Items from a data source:

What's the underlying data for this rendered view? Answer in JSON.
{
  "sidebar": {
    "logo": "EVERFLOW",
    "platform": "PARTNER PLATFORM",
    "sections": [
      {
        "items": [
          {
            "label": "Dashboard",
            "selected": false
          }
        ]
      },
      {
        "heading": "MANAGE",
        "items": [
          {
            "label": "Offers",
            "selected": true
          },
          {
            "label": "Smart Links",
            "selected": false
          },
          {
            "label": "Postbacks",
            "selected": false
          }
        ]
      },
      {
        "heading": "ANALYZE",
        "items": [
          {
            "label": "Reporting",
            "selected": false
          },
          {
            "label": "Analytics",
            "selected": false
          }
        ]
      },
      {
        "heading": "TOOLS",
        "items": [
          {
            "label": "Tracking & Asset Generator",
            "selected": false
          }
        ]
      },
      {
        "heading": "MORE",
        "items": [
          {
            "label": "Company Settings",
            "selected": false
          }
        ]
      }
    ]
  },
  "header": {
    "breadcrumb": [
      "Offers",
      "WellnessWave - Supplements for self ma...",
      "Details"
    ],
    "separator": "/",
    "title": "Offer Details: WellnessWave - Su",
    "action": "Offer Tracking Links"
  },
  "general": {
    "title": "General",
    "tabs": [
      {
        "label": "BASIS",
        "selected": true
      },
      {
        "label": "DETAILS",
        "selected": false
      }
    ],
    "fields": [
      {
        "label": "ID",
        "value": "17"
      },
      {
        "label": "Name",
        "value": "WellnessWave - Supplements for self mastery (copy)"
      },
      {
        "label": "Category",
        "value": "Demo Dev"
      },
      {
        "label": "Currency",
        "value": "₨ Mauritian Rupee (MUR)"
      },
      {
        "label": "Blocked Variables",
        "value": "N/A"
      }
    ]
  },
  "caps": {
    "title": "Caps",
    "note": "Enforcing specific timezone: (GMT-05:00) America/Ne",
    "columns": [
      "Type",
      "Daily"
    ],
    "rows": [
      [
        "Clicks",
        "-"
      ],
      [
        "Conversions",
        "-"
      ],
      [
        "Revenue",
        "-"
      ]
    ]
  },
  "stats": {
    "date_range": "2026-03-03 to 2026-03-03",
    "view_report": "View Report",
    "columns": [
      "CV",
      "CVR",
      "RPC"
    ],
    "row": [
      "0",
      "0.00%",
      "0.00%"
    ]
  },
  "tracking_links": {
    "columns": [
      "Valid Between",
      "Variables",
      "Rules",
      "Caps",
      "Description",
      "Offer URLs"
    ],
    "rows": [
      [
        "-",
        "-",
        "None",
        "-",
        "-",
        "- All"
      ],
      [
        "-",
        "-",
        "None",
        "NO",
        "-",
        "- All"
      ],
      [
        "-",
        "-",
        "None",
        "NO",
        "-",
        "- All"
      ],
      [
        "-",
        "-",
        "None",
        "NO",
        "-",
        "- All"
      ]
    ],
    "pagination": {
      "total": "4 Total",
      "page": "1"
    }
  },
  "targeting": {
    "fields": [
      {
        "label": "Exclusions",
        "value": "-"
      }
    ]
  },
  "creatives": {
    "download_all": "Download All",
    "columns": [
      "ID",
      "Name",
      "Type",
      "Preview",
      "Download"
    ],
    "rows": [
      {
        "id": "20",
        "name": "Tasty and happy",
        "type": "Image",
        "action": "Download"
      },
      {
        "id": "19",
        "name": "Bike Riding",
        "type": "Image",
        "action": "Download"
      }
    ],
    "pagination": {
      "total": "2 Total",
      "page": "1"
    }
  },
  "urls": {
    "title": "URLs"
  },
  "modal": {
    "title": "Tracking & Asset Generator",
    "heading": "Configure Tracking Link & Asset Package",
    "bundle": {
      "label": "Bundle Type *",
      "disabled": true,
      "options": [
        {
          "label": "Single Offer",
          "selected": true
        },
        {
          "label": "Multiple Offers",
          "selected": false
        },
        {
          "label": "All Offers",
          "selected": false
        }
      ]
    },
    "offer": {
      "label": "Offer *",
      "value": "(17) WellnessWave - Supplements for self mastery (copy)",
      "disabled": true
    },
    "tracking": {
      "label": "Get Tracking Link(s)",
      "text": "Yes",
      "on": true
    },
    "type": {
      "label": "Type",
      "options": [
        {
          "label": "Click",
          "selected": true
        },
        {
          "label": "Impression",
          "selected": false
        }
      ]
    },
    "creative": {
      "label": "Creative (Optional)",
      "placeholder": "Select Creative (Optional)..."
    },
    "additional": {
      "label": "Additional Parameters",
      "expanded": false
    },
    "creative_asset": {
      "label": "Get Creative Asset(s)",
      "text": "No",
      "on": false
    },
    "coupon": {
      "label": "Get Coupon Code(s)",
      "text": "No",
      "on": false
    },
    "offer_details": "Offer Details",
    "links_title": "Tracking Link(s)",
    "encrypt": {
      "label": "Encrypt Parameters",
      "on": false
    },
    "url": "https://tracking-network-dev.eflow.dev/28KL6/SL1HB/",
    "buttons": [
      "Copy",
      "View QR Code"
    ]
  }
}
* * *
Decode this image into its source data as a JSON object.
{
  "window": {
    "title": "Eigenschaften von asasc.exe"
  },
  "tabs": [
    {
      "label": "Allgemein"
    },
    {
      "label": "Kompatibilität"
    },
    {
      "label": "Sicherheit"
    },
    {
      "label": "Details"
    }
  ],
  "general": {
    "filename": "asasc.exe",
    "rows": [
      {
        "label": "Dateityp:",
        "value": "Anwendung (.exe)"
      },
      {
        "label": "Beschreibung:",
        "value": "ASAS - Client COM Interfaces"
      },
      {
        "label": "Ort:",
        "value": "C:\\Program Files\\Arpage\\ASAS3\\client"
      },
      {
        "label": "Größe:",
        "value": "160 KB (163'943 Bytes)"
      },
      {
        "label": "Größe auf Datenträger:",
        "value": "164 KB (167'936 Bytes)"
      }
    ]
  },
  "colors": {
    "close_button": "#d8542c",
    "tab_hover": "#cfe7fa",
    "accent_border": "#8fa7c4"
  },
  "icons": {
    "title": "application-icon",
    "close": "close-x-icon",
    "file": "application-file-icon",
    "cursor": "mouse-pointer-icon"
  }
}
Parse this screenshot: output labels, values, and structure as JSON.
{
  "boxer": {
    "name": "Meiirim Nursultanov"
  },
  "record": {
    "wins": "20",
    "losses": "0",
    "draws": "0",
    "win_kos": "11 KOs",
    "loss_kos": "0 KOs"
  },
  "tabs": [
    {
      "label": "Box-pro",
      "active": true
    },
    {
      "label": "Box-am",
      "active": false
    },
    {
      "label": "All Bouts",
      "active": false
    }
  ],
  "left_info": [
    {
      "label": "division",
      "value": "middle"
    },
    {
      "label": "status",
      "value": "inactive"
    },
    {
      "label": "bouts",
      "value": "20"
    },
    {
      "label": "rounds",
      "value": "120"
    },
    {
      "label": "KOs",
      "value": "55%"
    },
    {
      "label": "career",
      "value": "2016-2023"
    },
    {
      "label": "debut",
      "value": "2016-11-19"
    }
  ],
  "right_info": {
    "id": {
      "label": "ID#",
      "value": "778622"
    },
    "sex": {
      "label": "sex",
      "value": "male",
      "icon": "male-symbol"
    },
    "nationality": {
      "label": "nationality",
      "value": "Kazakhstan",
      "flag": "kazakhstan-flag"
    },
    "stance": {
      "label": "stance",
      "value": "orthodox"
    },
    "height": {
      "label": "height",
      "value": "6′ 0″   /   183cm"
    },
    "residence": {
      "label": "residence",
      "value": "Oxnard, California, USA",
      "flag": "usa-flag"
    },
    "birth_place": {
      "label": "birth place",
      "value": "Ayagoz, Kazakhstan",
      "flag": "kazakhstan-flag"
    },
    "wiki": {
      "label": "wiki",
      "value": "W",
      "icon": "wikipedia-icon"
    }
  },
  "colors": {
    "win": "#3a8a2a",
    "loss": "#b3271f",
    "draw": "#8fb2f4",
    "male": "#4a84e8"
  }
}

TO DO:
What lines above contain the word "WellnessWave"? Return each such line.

RESULT:
      "WellnessWave - Supplements for self ma...",
    "title": "Offer Details: WellnessWave - Su",
        "value": "WellnessWave - Supplements for self mastery (copy)"
      "value": "(17) WellnessWave - Supplements for self mastery (copy)",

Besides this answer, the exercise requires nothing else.